A second new playing rule humbly proposed here would be the limiting of all games (entire games, and not individual pitchers) to a 30-pitch count. Once 30 pitches are thrown the game would immediately cease (no last at bats for the “home” club) and the results would be duly recorded in the tournament standings. If by some chance a game were still tied after 30 pitches (not a high likelihood given that any ball hit beyond the infield would be an automatic single) then the winner could be determined by immediately moving to the novel IBAF showcase ruling for 11th-inning tie-breaking. The team at bat after 30 pitches would suddenly revert to no outs, and their manager could then move to any hitter he chooses from his batting order (per Schiller’s new ruling) and thus also put the two previous hitters in the batting order on first and second bases. One clear advantage of this new set of playing conditions would be that Olympic baseball fans would enjoy a much greater opportunity to see the new ingenious Schiller extra-inning rule on display and not have to wait for the rare event of an 11-inning contest. (I realize here that with a 30-pitch limit on all games, first at-bats would now take on a major importance. This could be handled with an auxiliary rule that allowed first at-bats to the team whose name had the fewest characters in the Chinese character spelling system.)

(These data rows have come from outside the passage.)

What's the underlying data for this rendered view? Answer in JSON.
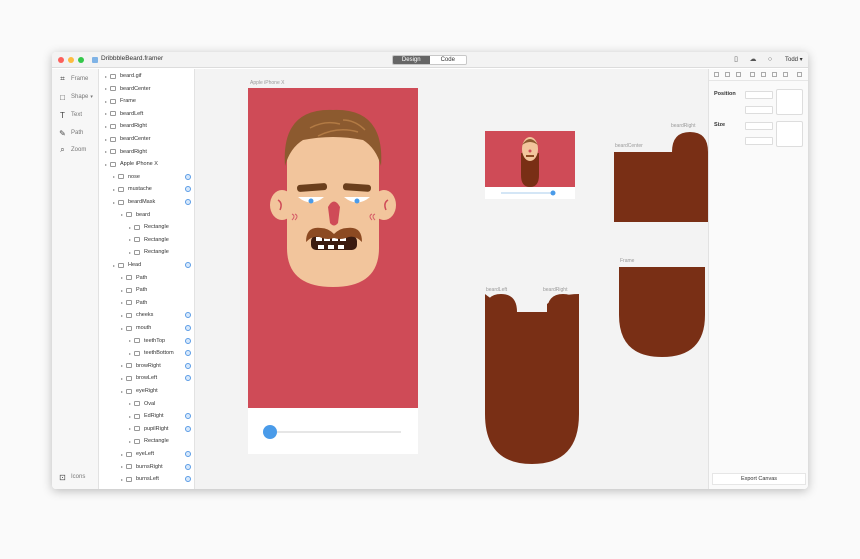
{
  "window": {
    "title": "DribbbleBeard.framer"
  },
  "modes": {
    "design": "Design",
    "code": "Code"
  },
  "user": {
    "name": "Todd"
  },
  "tools": [
    {
      "label": "Frame",
      "icon": "frame-icon"
    },
    {
      "label": "Shape",
      "icon": "shape-icon"
    },
    {
      "label": "Text",
      "icon": "text-icon"
    },
    {
      "label": "Path",
      "icon": "path-icon"
    },
    {
      "label": "Zoom",
      "icon": "zoom-icon"
    }
  ],
  "icons_tool": {
    "label": "Icons"
  },
  "layers": [
    {
      "name": "beard.gif",
      "indent": 0,
      "visible": false
    },
    {
      "name": "beardCenter",
      "indent": 0,
      "visible": false
    },
    {
      "name": "Frame",
      "indent": 0,
      "visible": false
    },
    {
      "name": "beardLeft",
      "indent": 0,
      "visible": false
    },
    {
      "name": "beardRight",
      "indent": 0,
      "visible": false
    },
    {
      "name": "beardCenter",
      "indent": 0,
      "visible": false
    },
    {
      "name": "beardRight",
      "indent": 0,
      "visible": false
    },
    {
      "name": "Apple iPhone X",
      "indent": 0,
      "visible": false
    },
    {
      "name": "nose",
      "indent": 1,
      "visible": true
    },
    {
      "name": "mustache",
      "indent": 1,
      "visible": true
    },
    {
      "name": "beardMask",
      "indent": 1,
      "visible": true
    },
    {
      "name": "beard",
      "indent": 2,
      "visible": false
    },
    {
      "name": "Rectangle",
      "indent": 3,
      "visible": false
    },
    {
      "name": "Rectangle",
      "indent": 3,
      "visible": false
    },
    {
      "name": "Rectangle",
      "indent": 3,
      "visible": false
    },
    {
      "name": "Head",
      "indent": 1,
      "visible": true
    },
    {
      "name": "Path",
      "indent": 2,
      "visible": false
    },
    {
      "name": "Path",
      "indent": 2,
      "visible": false
    },
    {
      "name": "Path",
      "indent": 2,
      "visible": false
    },
    {
      "name": "cheeks",
      "indent": 2,
      "visible": true
    },
    {
      "name": "mouth",
      "indent": 2,
      "visible": true
    },
    {
      "name": "teethTop",
      "indent": 3,
      "visible": true
    },
    {
      "name": "teethBottom",
      "indent": 3,
      "visible": true
    },
    {
      "name": "browRight",
      "indent": 2,
      "visible": true
    },
    {
      "name": "browLeft",
      "indent": 2,
      "visible": true
    },
    {
      "name": "eyeRight",
      "indent": 2,
      "visible": false
    },
    {
      "name": "Oval",
      "indent": 3,
      "visible": false
    },
    {
      "name": "EdRight",
      "indent": 3,
      "visible": true
    },
    {
      "name": "pupilRight",
      "indent": 3,
      "visible": true
    },
    {
      "name": "Rectangle",
      "indent": 3,
      "visible": false
    },
    {
      "name": "eyeLeft",
      "indent": 2,
      "visible": true
    },
    {
      "name": "burnsRight",
      "indent": 2,
      "visible": true
    },
    {
      "name": "burnsLeft",
      "indent": 2,
      "visible": true
    }
  ],
  "canvas": {
    "iphone_label": "Apple iPhone X",
    "beard_right_label": "beardRight",
    "beard_center_label": "beardCenter",
    "frame_label": "Frame",
    "beard_left_label": "beardLeft",
    "beard_right_label2": "beardRight",
    "beard_center_label2": "beardCenter",
    "colors": {
      "screen": "#cf4b57",
      "beard": "#792f15",
      "skin": "#f2c59c",
      "hair": "#8c5a2f",
      "slider": "#4a9be9"
    }
  },
  "inspector": {
    "position_label": "Position",
    "size_label": "Size",
    "export_label": "Export Canvas"
  }
}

The combination of these new proposed rules (no outfielders and 30 pitches total) would also work most effectively to achieve two of the IBAF’s main stated goals. First, these rules would definitely shorten all games, eliminating the main IBAF preoccupations with possible interruptions of important television, entertainment and security schedules (as claimed in the recent IBAF announcement of their revamped extra-inning rule). Secondly and most importantly, by reforming the game with an infield only and a total of no more than 30 pitches, baseball would hardly look much like “baseball” anymore. The diamond sport would take on instead the appearance of something akin to, say, curling or field hockey or squash. It would seem likely that a sport with such a revamped appearance might stand a far greater opportunity of receiving the support of non-baseball countries throughout Africa and Europe and Oceania, and thus also increase its likelihood of obtaining the votes desperately needed in IOC circles for 2016 reinstatement as an “official” Olympic sport.
The only possible objections I can foresee to these proposed “minor” rule changes would be that they might be seen by some backward-looking old-timers as impacting far too heavily on the traditional appearance and quality of the sport as fans have known it and loved it for more than a century and a half. But the recent IBAF proposed extra-inning tie-breaker rule is itself already sufficient proof that such sentimental “traditionalist” arguments hold little importance for IBAF rule-makers. Most traditional baseball fans reside in the United States, anyway, where Olympic baseball draws almost no attention at any rate. So why not continue the reigning logic of tweaking the Olympic version of the sport so that it finds needed success and appeal with a population existing outside of what might be termed traditional baseball populations. If we don’t need extra innings or fixed batting orders or earned base runners, why do we need outfielders or outfield play? And if you have already seen 30 pitches why do you need to see 300? If in 2008 few baseball fans can recall what a double header was, why should we expect that many fans in 2016 or 2020 will recall the concept of baseball played without a time clock? Or without a pitch count? Let’s seize the moment and remember Beijing as the sacred place where baseball starting look squarely and boldly to the future and finally cut its stranglehold ties with the withering past.